CONSTEL·LACIONS, 2022


CONSTEL·LACIONS, 2022


Gran Teatre del Liceu, Barcelona, Spain
Opened September 5, 2022

www.liceubarcelona.cat

 

As part of its 175th anniversary, the Liceu has unveiled the doors of the three openings at the entrance to the Gran Teatre del Liceu, a work by the artist Jaume Plensa which is an artwork of immense aesthetic value and is also a new heritage piece for the Rambla and an attraction for Barcelona.

 

Constellations is a set of doors fashioned by the fusion of stainless steel letters of new, different alphabets. It is a metaphor for the rich diversity that exists in the world today, as well as an invitation to enter to enjoy the universal language of music.

The work engages in a dialogue with the work of Joan Miró (Pla de l'Os mosaic), located a just few meters from the Liceu on the Rambla. It forges a symbolic and indeed physical union between two Catalan artists recognised worldwide who use such Mediterranean materials and resources as clay and wrought iron.

Constellations comprises three openwork walls located in the three arcades at the theatre’s main entrance. The work is integrated without affecting any other earlier feature previously incorporated into the façade that was created by Oriol Mestres in 1874 and recovered in 2019.

The doors of Liceu (Constellations) have benefitted from the collaboration of the ACS Foundation and the support of the Department of Culture of the Generalitat de Catalunya within the 2014-2020 ERDF OP in the field of performing and musical arts facilities.

 

Constellations, doors that invite the public to enter

‘Letters seem to me a beautiful metaphor of society: a single letter is nothing, but with others it can form words and concepts; this is the power of the community’ - Jaume Plensa

 

The work that Jaume Plensa has created for the Gran Teatre del Liceu is a paean to peaceful coexistence among the different identities that make up the world.
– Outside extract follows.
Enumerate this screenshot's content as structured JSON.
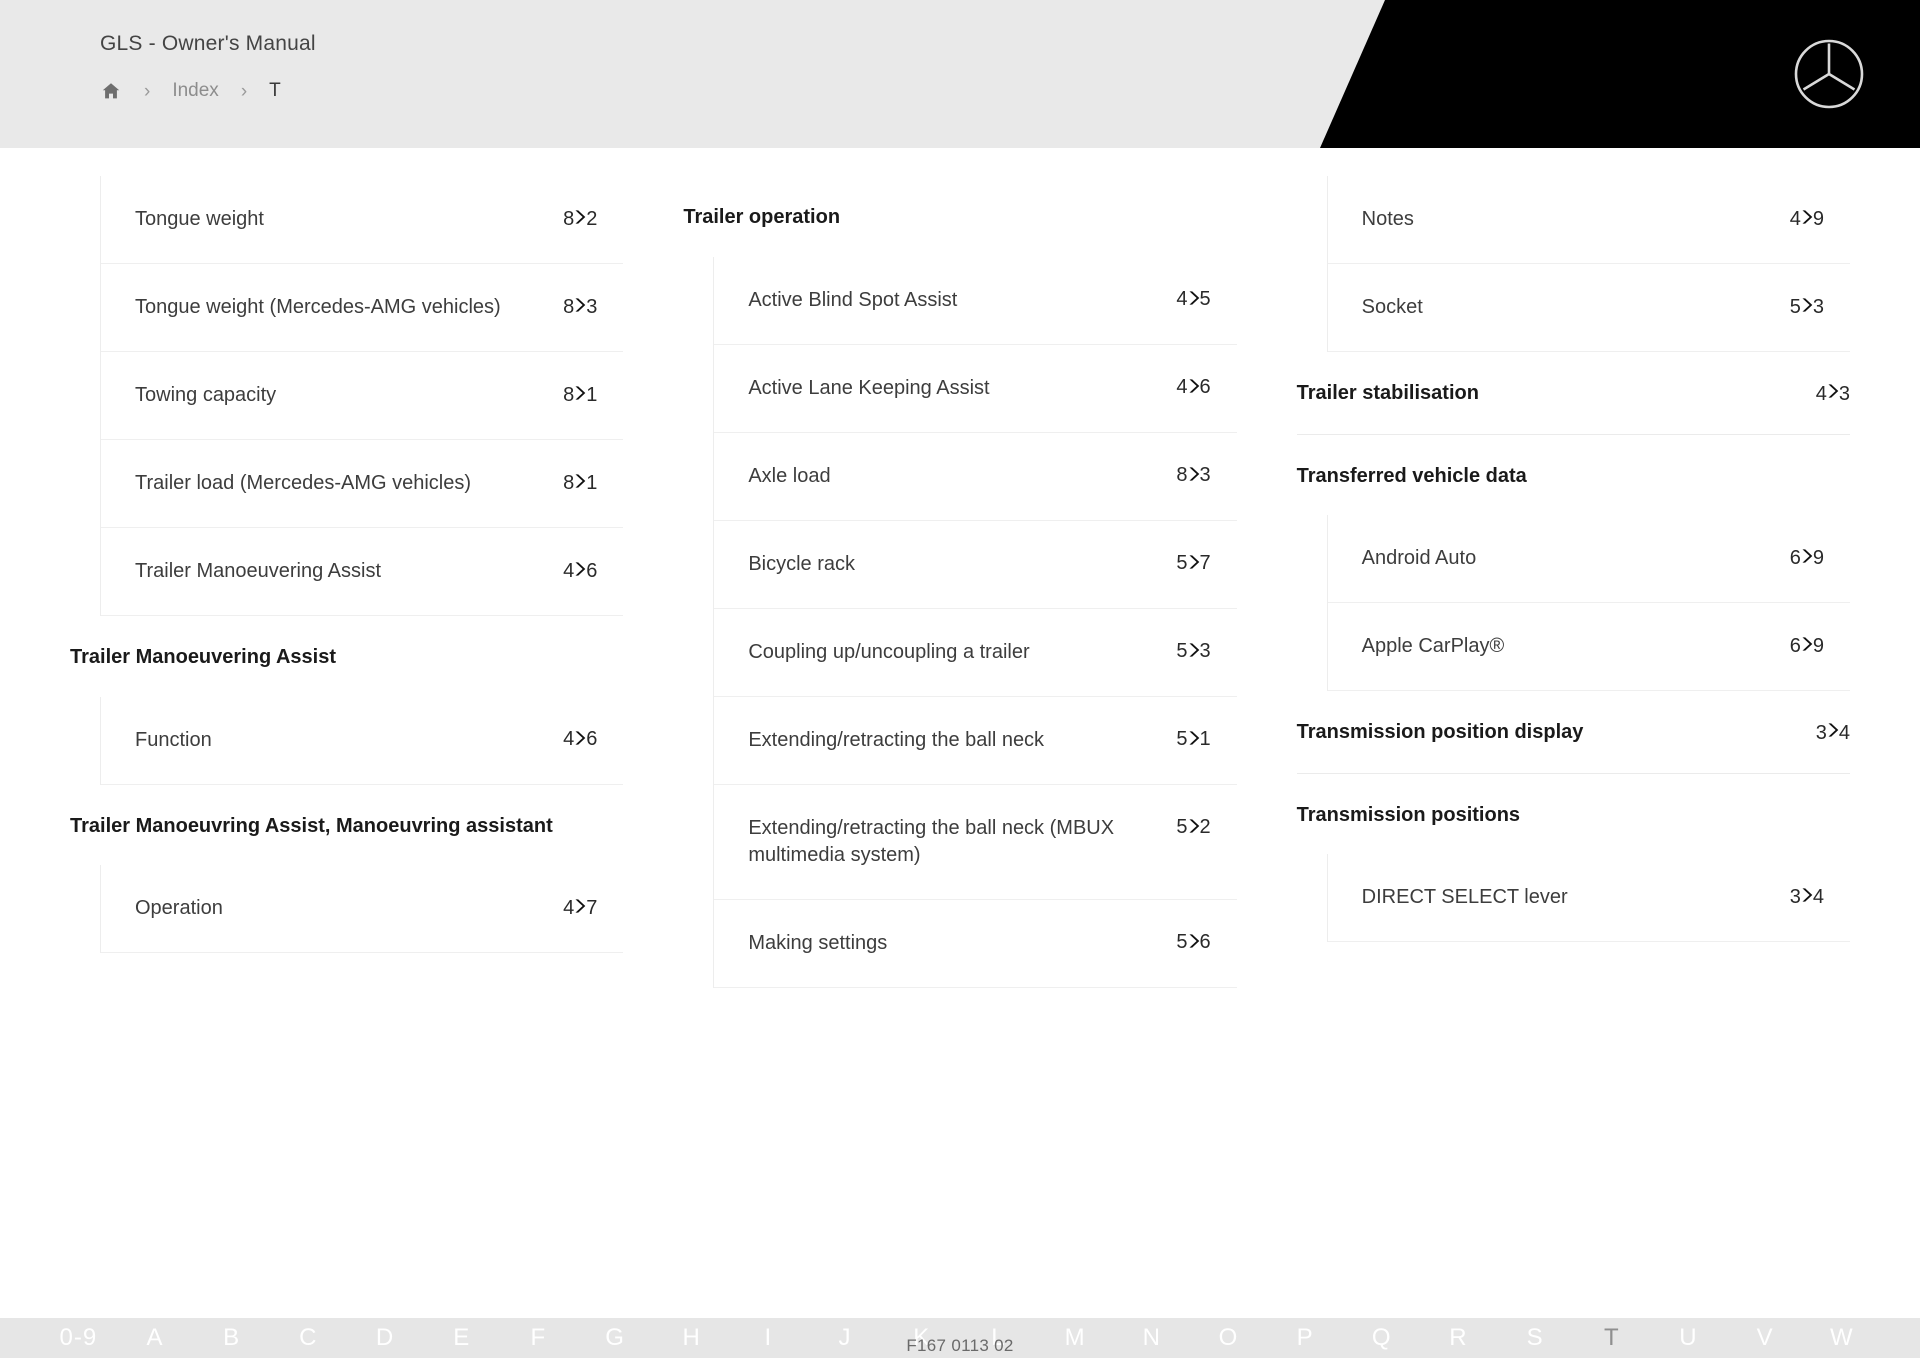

The play of alphabets used by the artist is a metaphor for the great cultural richness and diversity around us, opening the Gran Teatre del Liceu to a new dialogue with society. The three doors integrate and embellish the façade of the Gran Teatre del Liceu and bring it up to date with the twenty-first century. Created by one of the most universal Catalan artists, Constellations, with its strong aesthetic and reflective value, has been permanently installed for current and future generations.

The structure of the work consists of three openwork fences located in the three arches of the main entrance to the theatre on the Rambla, which include letters in different alphabets. The play of alphabets is one of the distinguishing features of the author's work, and the following alphabets converge at the gates of the Liceu: Greek, Cyrillic, Indian, Hebrew, Arabic, Tamil, Chinese, Japanese and Latin. ‘Starting from the Latin alphabet of my Mediterranean roots, I have gradually introduced different alphabets and ideograms of different origins. The variety of forms among the alphabets, with their unique beauty, have enriched the metaphor of the vast diversity of the world. Each alphabet is a precise portrait that summarises and describes its cultural origin', says Jaume Plensa.

‘These doors are, therefore, a paean to the hope of positive globalism. They do not seek to standardise the alphabets but celebrate the beauty of seeing very different cultures mixed together while maintaining their own identity.’ And he adds that ‘Constellations represents La Rambla as a meeting place, where the Liceu does not look at origins or backgrounds, music being an element that makes all citizens equal through its universal language.’

Regarding the material chosen (316L stainless steel, six millimetres thick), it is in keeping with the Mediterranean tradition, which is characterised by the use of humble, everyday materials such as dirt, glass, iron, wood, mud, ceramics, etc. in spatial installations. The sinuous shape of the letters that make up the doors perfectly engages in dialogue with the work of Joan Miró (Pla de l'Os mosaic), located a few metres from the opera house on the Rambla, thus forging a symbolic and indeed physical union between two Catalan artists recognised around the world.